By Daniel Kohn
By Imade Nibokun
By Arrissia Owen
By Lilledeshan Bose
By Sarah Bennett
By Adam Lovinus
By Jena Ardell
By Nate Jackson
WEST COAST POPPIN'
"The West Coast never fell off/I was asleep in Compton/Aftermath been here/the beats been knockin'/Nate Dogg doing his thing/DPG still poppin'!" spits the Game over killer piano keys on "Westside Story," the first single off his album The Documentary, which sold almost 600,000 units right after release. Not since Snoop Dogg's debut Doggystyle has the world seen such hype—and the numbers to back it up. The Game (real name: Jayceon Taylor) is a six-foot-four ex-basketball player from Compton High who played against Baron Davis (his son's godfather), Paul Pierce and other NBA dudes but turned from b-ball skills to street hustlin' to rapping after being shot five times in a home invasion. While recovering from his wounds, the Game rehabilitated by studying rap's greatest, including Compton's own Eazy-E (who happens to be tatted on the Game's forearm). Within a year, he signed with Dr. Dre's label, Aftermath. Dre had a hand in developing Snoop, the Dogg Pound (Daz and Kurupt) and now his new West Coast protégé, and with the help of Dre's production skills (along with 50 Cent and G-Unit's cred), the cuts on this album—including the Kanye West-produced "Dreams" and the heavy-bass G-Funk sound of "How We Do"—are truly scary. It's like seeing the docudrama Scared Straight! for the first time, and it proves West Coast gangsta rap is still alive and poppin'. (Ben Quiñones)
The Game At The Vault 350, 350 Pine Ave., Long Beach, (888) 80-VAULT; www.vault350.com. Fri., 7 p.m. $50. 21+.
SO SO SO
WELL WELL WELL
sO sO sO are a 21-and-under trio hailing from East Los Angeles, playing music that pummels your ears with aggressive-yet-catchy bass lines, broken guitar chords and vicious drum beats—all reminiscent of the wildly famous-in-our-LA-eyes Le Shok and the 1-2-3 punch of the Fuse! The band (Oscar Ruvalcaba on drums, Alex Vadovinos on bass, and Eric Conde on vocals and guitar) write straight-forward high-energy songs, and their dreams are simple: release a seven-inch, see a sO sO sO sticker on Conde's stolen bike, and take their music someplace new—preferably while on tour with the Blood Brothers. One request, though: no more backyard parties. Or at least no really weird ones. "Our first show was in Boyle Heights," says Conde. "A DJ showed up, and there were nothing but gangsters and way older people that were dancing. The DJ stopped the music so we could play, and everyone just stared at us, confused. Oscar's drum set kept falling over since we were playing on a hill, and there was only one guy there that seemed to like it—breakdancing right in front of us." Still, strange things seem to be the norm at a sO sO sO show, whether it's looking into a sea of kids wearing spray-painted sO sO sO masks or just the sea itself, which consists of Conde's brothers and a lot of their friends. "They go with us everywhere, and we love them," Conde says. "Our van is usually packed with a bunch of kids from our neighborhood. Sometimes, they're kids we've never met." (Kat Jetson)
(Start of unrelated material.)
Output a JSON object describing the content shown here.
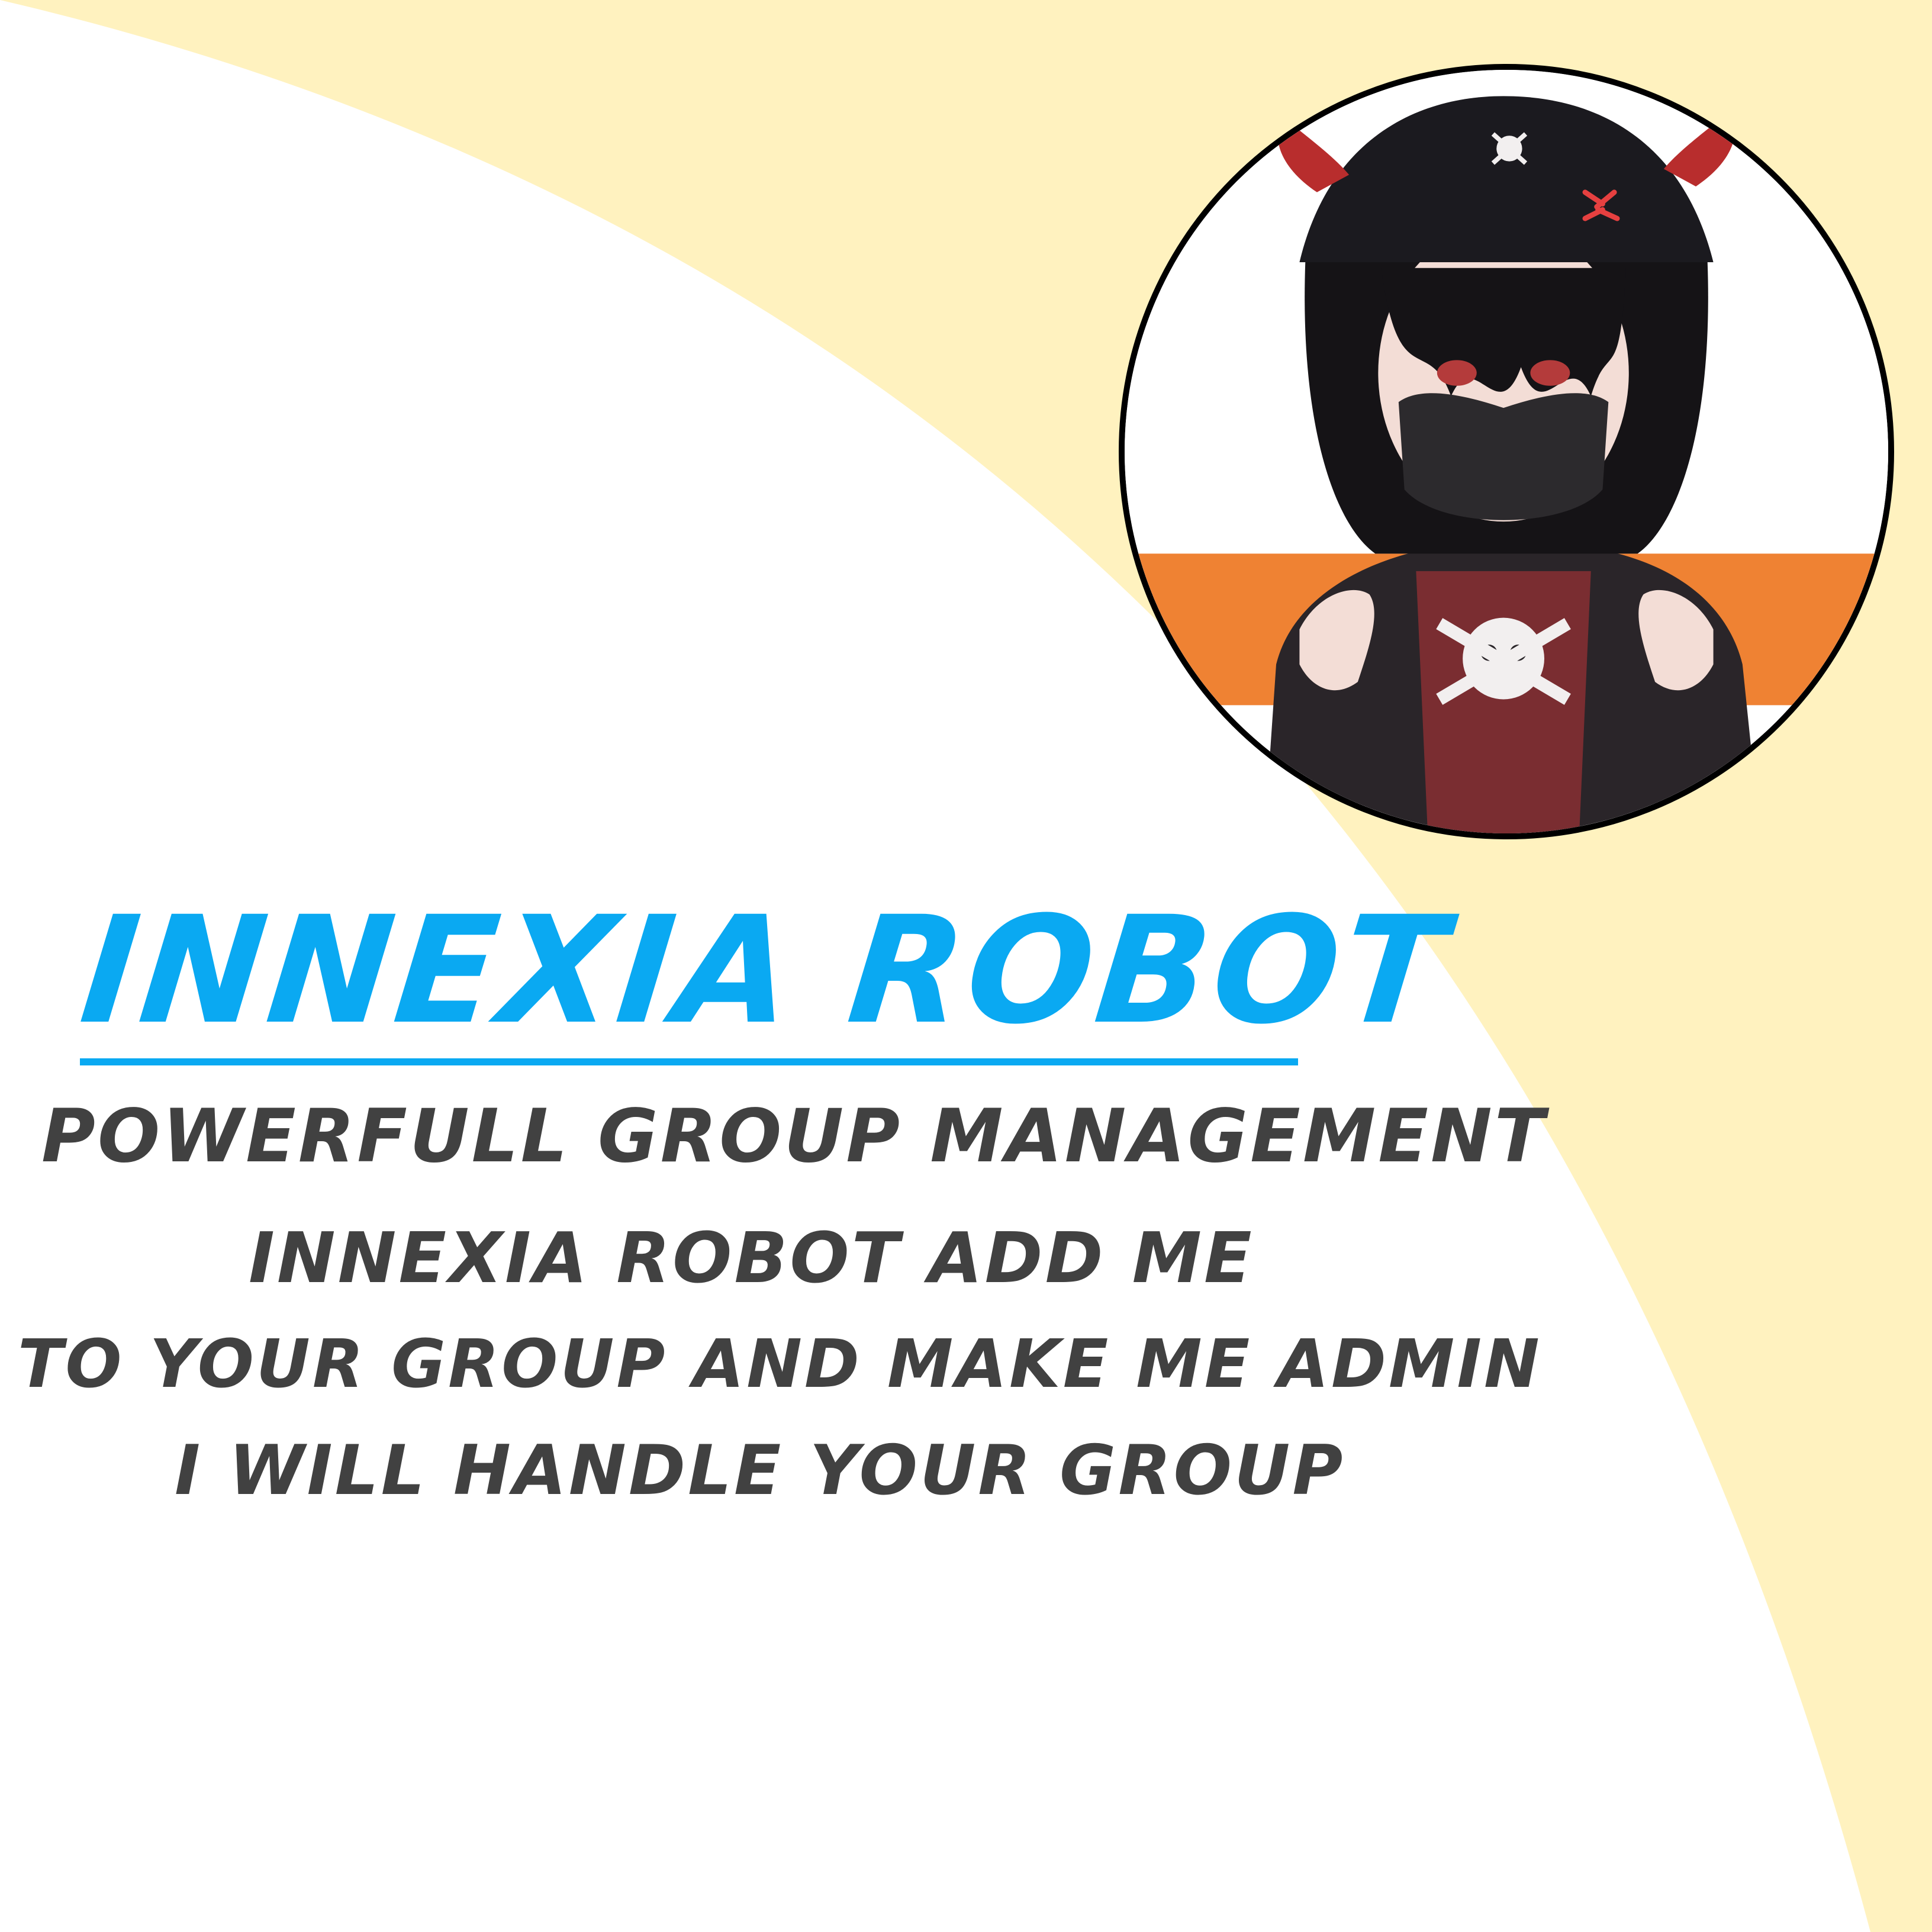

sO sO sO with Moving Units and the Colour at Chain Reaction, 1652 W. Lincoln Ave., Anaheim; www.allages.com. Thurs., March 10, 7:30 P.M. $15. ALL AGES.
FREAKSHOW ON THE DANCE FLOOR
The recently reformed Bar-Kays were one of the acts to take the stage at Wattstax in 1972, picking up the pieces after losing all but two of their band members in the same plane crash that killed Otis Redding. Previously one of the Stax house bands, the Bar-Kays also served as the backup band for Hayes on such hit records as Hot Buttered Soul and the mega-hit Shaft before striking it big themselves with "Son of Shaft" just before Wattstax. Since then, the Bar-Kays have become one of the most enduring and legendary bands in funk, with a pioneering style at the forefront of the '70s sound. Plus their No. 2 hit "Freakshow on the Dance Floor" (from the Breakin' soundtrack) forever ensures their place in the annals of pop culture. On top of that, they are known as one of the tightest, highest-energy bands around. (Alex Roman)
The Bar-Kays with SOS and Confunkshun at the Vault 350, 350 Pine Ave., Long Beach, (888) 80-VAULT; www.vault350.com. Mon., 8:30 P.M. $35-$40. 21+.